(Items from a dataset)
----
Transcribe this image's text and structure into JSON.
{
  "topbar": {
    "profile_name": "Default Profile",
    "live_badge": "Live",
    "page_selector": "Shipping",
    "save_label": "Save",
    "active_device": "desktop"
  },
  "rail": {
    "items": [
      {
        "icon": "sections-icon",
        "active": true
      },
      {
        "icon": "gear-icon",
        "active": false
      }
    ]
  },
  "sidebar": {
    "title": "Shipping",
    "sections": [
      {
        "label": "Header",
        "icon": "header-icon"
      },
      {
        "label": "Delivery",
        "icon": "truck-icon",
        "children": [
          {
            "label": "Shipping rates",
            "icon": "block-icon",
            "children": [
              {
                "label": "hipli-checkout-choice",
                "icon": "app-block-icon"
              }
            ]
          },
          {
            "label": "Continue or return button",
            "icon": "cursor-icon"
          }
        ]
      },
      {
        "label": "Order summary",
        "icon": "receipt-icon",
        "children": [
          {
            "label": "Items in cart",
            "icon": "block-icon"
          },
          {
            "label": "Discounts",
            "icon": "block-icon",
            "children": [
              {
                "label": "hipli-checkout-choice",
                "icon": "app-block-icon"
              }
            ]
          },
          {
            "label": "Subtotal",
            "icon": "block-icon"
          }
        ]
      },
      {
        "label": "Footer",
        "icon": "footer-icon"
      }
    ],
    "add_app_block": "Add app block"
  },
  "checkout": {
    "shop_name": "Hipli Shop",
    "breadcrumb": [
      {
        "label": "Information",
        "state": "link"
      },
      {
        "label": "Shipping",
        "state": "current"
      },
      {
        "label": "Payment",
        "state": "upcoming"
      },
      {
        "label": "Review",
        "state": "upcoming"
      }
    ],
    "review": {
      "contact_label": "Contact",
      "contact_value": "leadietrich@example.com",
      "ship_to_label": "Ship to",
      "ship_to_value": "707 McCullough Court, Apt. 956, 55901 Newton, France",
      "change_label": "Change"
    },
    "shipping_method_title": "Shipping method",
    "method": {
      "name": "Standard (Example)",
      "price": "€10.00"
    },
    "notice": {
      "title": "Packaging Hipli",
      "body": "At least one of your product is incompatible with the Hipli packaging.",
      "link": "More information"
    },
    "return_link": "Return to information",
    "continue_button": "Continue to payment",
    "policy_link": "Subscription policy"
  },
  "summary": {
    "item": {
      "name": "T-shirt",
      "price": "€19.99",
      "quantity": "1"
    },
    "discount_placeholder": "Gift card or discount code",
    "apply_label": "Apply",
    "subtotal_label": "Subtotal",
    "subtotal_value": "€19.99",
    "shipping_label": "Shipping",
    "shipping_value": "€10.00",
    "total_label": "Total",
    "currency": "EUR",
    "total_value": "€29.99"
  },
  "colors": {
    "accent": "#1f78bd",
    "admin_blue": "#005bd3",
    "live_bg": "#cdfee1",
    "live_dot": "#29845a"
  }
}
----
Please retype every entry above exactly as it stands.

Transcribe this image's text and structure into JSON.
{
  "topbar": {
    "profile_name": "Default Profile",
    "live_badge": "Live",
    "page_selector": "Shipping",
    "save_label": "Save",
    "active_device": "desktop"
  },
  "rail": {
    "items": [
      {
        "icon": "sections-icon",
        "active": true
      },
      {
        "icon": "gear-icon",
        "active": false
      }
    ]
  },
  "sidebar": {
    "title": "Shipping",
    "sections": [
      {
        "label": "Header",
        "icon": "header-icon"
      },
      {
        "label": "Delivery",
        "icon": "truck-icon",
        "children": [
          {
            "label": "Shipping rates",
            "icon": "block-icon",
            "children": [
              {
                "label": "hipli-checkout-choice",
                "icon": "app-block-icon"
              }
            ]
          },
          {
            "label": "Continue or return button",
            "icon": "cursor-icon"
          }
        ]
      },
      {
        "label": "Order summary",
        "icon": "receipt-icon",
        "children": [
          {
            "label": "Items in cart",
            "icon": "block-icon"
          },
          {
            "label": "Discounts",
            "icon": "block-icon",
            "children": [
              {
                "label": "hipli-checkout-choice",
                "icon": "app-block-icon"
              }
            ]
          },
          {
            "label": "Subtotal",
            "icon": "block-icon"
          }
        ]
      },
      {
        "label": "Footer",
        "icon": "footer-icon"
      }
    ],
    "add_app_block": "Add app block"
  },
  "checkout": {
    "shop_name": "Hipli Shop",
    "breadcrumb": [
      {
        "label": "Information",
        "state": "link"
      },
      {
        "label": "Shipping",
        "state": "current"
      },
      {
        "label": "Payment",
        "state": "upcoming"
      },
      {
        "label": "Review",
        "state": "upcoming"
      }
    ],
    "review": {
      "contact_label": "Contact",
      "contact_value": "leadietrich@example.com",
      "ship_to_label": "Ship to",
      "ship_to_value": "707 McCullough Court, Apt. 956, 55901 Newton, France",
      "change_label": "Change"
    },
    "shipping_method_title": "Shipping method",
    "method": {
      "name": "Standard (Example)",
      "price": "€10.00"
    },
    "notice": {
      "title": "Packaging Hipli",
      "body": "At least one of your product is incompatible with the Hipli packaging.",
      "link": "More information"
    },
    "return_link": "Return to information",
    "continue_button": "Continue to payment",
    "policy_link": "Subscription policy"
  },
  "summary": {
    "item": {
      "name": "T-shirt",
      "price": "€19.99",
      "quantity": "1"
    },
    "discount_placeholder": "Gift card or discount code",
    "apply_label": "Apply",
    "subtotal_label": "Subtotal",
    "subtotal_value": "€19.99",
    "shipping_label": "Shipping",
    "shipping_value": "€10.00",
    "total_label": "Total",
    "currency": "EUR",
    "total_value": "€29.99"
  },
  "colors": {
    "accent": "#1f78bd",
    "admin_blue": "#005bd3",
    "live_bg": "#cdfee1",
    "live_dot": "#29845a"
  }
}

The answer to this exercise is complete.